VATTS to pair tidal turbines with battery storage in Strangford Lough demo
A new project, dubbed VATTS, has been launched with the aim to demonstrate vertical axis tidal turbines coupled with battery storage technology in a demonstration planned for Strangford Lough later this year.
The VATTS project consortium, led by Queen’s University Belfast, brings together three industry partners including GKinetic Energy, Grant’s Electrical Services (GES), and The Electric Storage Company (TESC).
The project, valued at €490,000 and supported by the Centre for Advanced Sustainable Energy (CASE), will see two GKinetic Energy’s 10kW hydrokinetic turbines deployed in Northern Ireland’s Strangford narrows later in 2021, while GES will lead the development of a battery solution.
VATTS will explore ways to tie together the latest energy storage technologies and end user demand profiles, developing a framework for specifying an integrated system to provide an affordable, zero carbon alternative for baseload electricity directly to end users.
By pairing battery storage technology with efficient hydrokinetic turbines, the project aims to unlock a largely untapped renewable energy resource and subsequent huge market opportunity where just 1% market share is valued at €3.84 billion, according to project partners.
Carwyn Frost, Lecturer in Marine Research Group at Queen’s University Belfast, said: “The CASE-funded VATTS project will harvest the kinetic energy available at the Strangford Lough Tidal Test Site to produce baseload electrical energy at community scale. Commercial success in this sector requires further research and enhanced resource assessment standards are required for floating tidal energy technologies.
“VATTS will achieve this by developing on the latest standards to validate the Annual Energy Predictions (AEP) for floating tidal energy technology with the actual energy production from the commercial demonstration”.
Roisin Mc Cormack, COO and Co-Founder at GKinetic Energy, said: “Our 10kW offering can be deployed and operational within a day, being simply towed out and moored in place just like a boat. We offer a fast, flexible, low impact floating solution that enables people to generate clean, predictable energy from their nearby rivers, canals, estuaries or tidal streams.
“However, a key market blocker for us is the delivery of the power to end users in a similar fast and flexible way. Traditional subsea cables are not always feasible and, depending on the deployment site, can be expensive. The VATTS project is a really exciting opportunity for us to look at using leading energy storage technologies as an alternative for power delivery and this could accelerate market rollout of tidal energy solutions”.

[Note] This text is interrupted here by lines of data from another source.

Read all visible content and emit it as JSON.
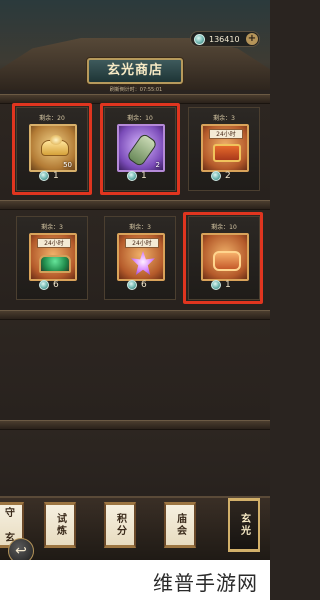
{
  "header": {
    "currency_value": "136410",
    "shop_title": "玄光商店",
    "refresh_text": "刷新倒计时：07:55:01"
  },
  "items": [
    {
      "remain": "剩余：20",
      "qty": "50",
      "price": "1",
      "timer": "",
      "art": "gold-ingot-icon",
      "highlight": true
    },
    {
      "remain": "剩余：10",
      "qty": "2",
      "price": "1",
      "timer": "",
      "art": "scroll-icon",
      "highlight": true
    },
    {
      "remain": "剩余：3",
      "qty": "",
      "price": "2",
      "timer": "24小时",
      "art": "red-gift-box-icon",
      "highlight": false
    },
    {
      "remain": "剩余：3",
      "qty": "",
      "price": "6",
      "timer": "24小时",
      "art": "treasure-cart-icon",
      "highlight": false
    },
    {
      "remain": "剩余：3",
      "qty": "",
      "price": "6",
      "timer": "24小时",
      "art": "lotus-icon",
      "highlight": false
    },
    {
      "remain": "剩余：10",
      "qty": "",
      "price": "1",
      "timer": "",
      "art": "red-chest-icon",
      "highlight": true
    }
  ],
  "nav": {
    "tabs": [
      {
        "label": "守\n玄",
        "active": false
      },
      {
        "label": "试炼",
        "active": false
      },
      {
        "label": "积分",
        "active": false
      },
      {
        "label": "庙会",
        "active": false
      },
      {
        "label": "玄光",
        "active": true
      }
    ]
  },
  "watermark": "维普手游网",
  "colors": {
    "highlight_red": "#e0351f",
    "gold_border": "#b79a5c"
  }
}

A battery option for power transmission will offer a mobile and low-cost solution that opens up commercial opportunities and accelerates market uptake for tidal technology within Northern Ireland, Ireland and further afield, project partners said.
It is anticipated that by removing the need for a cable shore connection the costs, complexity and environmental concerns are all immediately reduced.

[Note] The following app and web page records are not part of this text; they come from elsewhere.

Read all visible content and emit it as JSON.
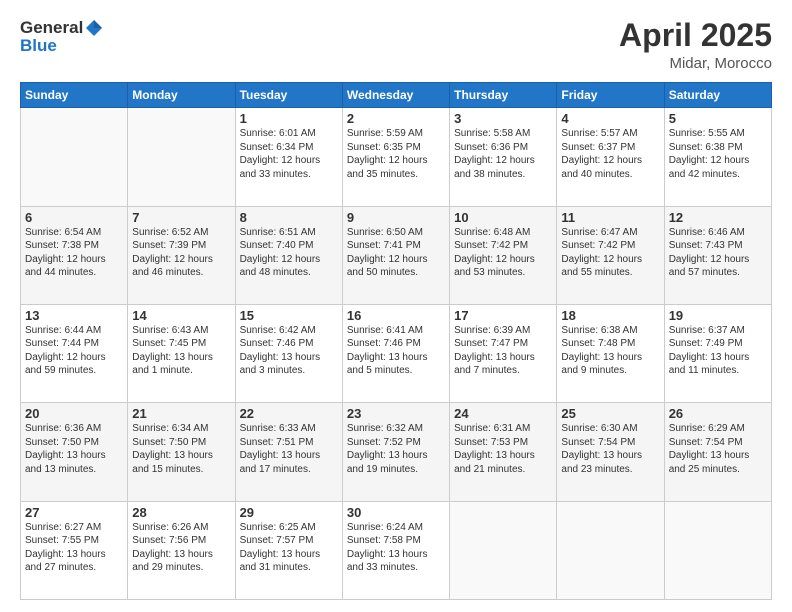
{
  "logo": {
    "general": "General",
    "blue": "Blue"
  },
  "header": {
    "month": "April 2025",
    "location": "Midar, Morocco"
  },
  "weekdays": [
    "Sunday",
    "Monday",
    "Tuesday",
    "Wednesday",
    "Thursday",
    "Friday",
    "Saturday"
  ],
  "weeks": [
    [
      {
        "day": "",
        "info": ""
      },
      {
        "day": "",
        "info": ""
      },
      {
        "day": "1",
        "info": "Sunrise: 6:01 AM\nSunset: 6:34 PM\nDaylight: 12 hours\nand 33 minutes."
      },
      {
        "day": "2",
        "info": "Sunrise: 5:59 AM\nSunset: 6:35 PM\nDaylight: 12 hours\nand 35 minutes."
      },
      {
        "day": "3",
        "info": "Sunrise: 5:58 AM\nSunset: 6:36 PM\nDaylight: 12 hours\nand 38 minutes."
      },
      {
        "day": "4",
        "info": "Sunrise: 5:57 AM\nSunset: 6:37 PM\nDaylight: 12 hours\nand 40 minutes."
      },
      {
        "day": "5",
        "info": "Sunrise: 5:55 AM\nSunset: 6:38 PM\nDaylight: 12 hours\nand 42 minutes."
      }
    ],
    [
      {
        "day": "6",
        "info": "Sunrise: 6:54 AM\nSunset: 7:38 PM\nDaylight: 12 hours\nand 44 minutes."
      },
      {
        "day": "7",
        "info": "Sunrise: 6:52 AM\nSunset: 7:39 PM\nDaylight: 12 hours\nand 46 minutes."
      },
      {
        "day": "8",
        "info": "Sunrise: 6:51 AM\nSunset: 7:40 PM\nDaylight: 12 hours\nand 48 minutes."
      },
      {
        "day": "9",
        "info": "Sunrise: 6:50 AM\nSunset: 7:41 PM\nDaylight: 12 hours\nand 50 minutes."
      },
      {
        "day": "10",
        "info": "Sunrise: 6:48 AM\nSunset: 7:42 PM\nDaylight: 12 hours\nand 53 minutes."
      },
      {
        "day": "11",
        "info": "Sunrise: 6:47 AM\nSunset: 7:42 PM\nDaylight: 12 hours\nand 55 minutes."
      },
      {
        "day": "12",
        "info": "Sunrise: 6:46 AM\nSunset: 7:43 PM\nDaylight: 12 hours\nand 57 minutes."
      }
    ],
    [
      {
        "day": "13",
        "info": "Sunrise: 6:44 AM\nSunset: 7:44 PM\nDaylight: 12 hours\nand 59 minutes."
      },
      {
        "day": "14",
        "info": "Sunrise: 6:43 AM\nSunset: 7:45 PM\nDaylight: 13 hours\nand 1 minute."
      },
      {
        "day": "15",
        "info": "Sunrise: 6:42 AM\nSunset: 7:46 PM\nDaylight: 13 hours\nand 3 minutes."
      },
      {
        "day": "16",
        "info": "Sunrise: 6:41 AM\nSunset: 7:46 PM\nDaylight: 13 hours\nand 5 minutes."
      },
      {
        "day": "17",
        "info": "Sunrise: 6:39 AM\nSunset: 7:47 PM\nDaylight: 13 hours\nand 7 minutes."
      },
      {
        "day": "18",
        "info": "Sunrise: 6:38 AM\nSunset: 7:48 PM\nDaylight: 13 hours\nand 9 minutes."
      },
      {
        "day": "19",
        "info": "Sunrise: 6:37 AM\nSunset: 7:49 PM\nDaylight: 13 hours\nand 11 minutes."
      }
    ],
    [
      {
        "day": "20",
        "info": "Sunrise: 6:36 AM\nSunset: 7:50 PM\nDaylight: 13 hours\nand 13 minutes."
      },
      {
        "day": "21",
        "info": "Sunrise: 6:34 AM\nSunset: 7:50 PM\nDaylight: 13 hours\nand 15 minutes."
      },
      {
        "day": "22",
        "info": "Sunrise: 6:33 AM\nSunset: 7:51 PM\nDaylight: 13 hours\nand 17 minutes."
      },
      {
        "day": "23",
        "info": "Sunrise: 6:32 AM\nSunset: 7:52 PM\nDaylight: 13 hours\nand 19 minutes."
      },
      {
        "day": "24",
        "info": "Sunrise: 6:31 AM\nSunset: 7:53 PM\nDaylight: 13 hours\nand 21 minutes."
      },
      {
        "day": "25",
        "info": "Sunrise: 6:30 AM\nSunset: 7:54 PM\nDaylight: 13 hours\nand 23 minutes."
      },
      {
        "day": "26",
        "info": "Sunrise: 6:29 AM\nSunset: 7:54 PM\nDaylight: 13 hours\nand 25 minutes."
      }
    ],
    [
      {
        "day": "27",
        "info": "Sunrise: 6:27 AM\nSunset: 7:55 PM\nDaylight: 13 hours\nand 27 minutes."
      },
      {
        "day": "28",
        "info": "Sunrise: 6:26 AM\nSunset: 7:56 PM\nDaylight: 13 hours\nand 29 minutes."
      },
      {
        "day": "29",
        "info": "Sunrise: 6:25 AM\nSunset: 7:57 PM\nDaylight: 13 hours\nand 31 minutes."
      },
      {
        "day": "30",
        "info": "Sunrise: 6:24 AM\nSunset: 7:58 PM\nDaylight: 13 hours\nand 33 minutes."
      },
      {
        "day": "",
        "info": ""
      },
      {
        "day": "",
        "info": ""
      },
      {
        "day": "",
        "info": ""
      }
    ]
  ]
}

David Moore, CEO of GES, said: “As we continually drive to go green, it is our goal to ‘digitise, decarbonise and decentralise’ our energy usage throughout the island of Ireland. We intend to use this concept to develop the model to deliver energy solutions, which will improve our environmental sustainability and reduce marine emissions within the sector.
“This project will provide for the unique opportunity for concept test in the marine sector, where having the battery element to further improve the flexibility and simplicity of the solution we offer means these excellent deployment sites can become real commercial projects in much less time than would be expected through a traditional network cable reinforcement”.
Environmental assessment will be a key aspect of the project, where partners will be able to assess sea mammals behaviour and impact on other saltwater marine life, along with assessing the technology power curves, the project partners noted.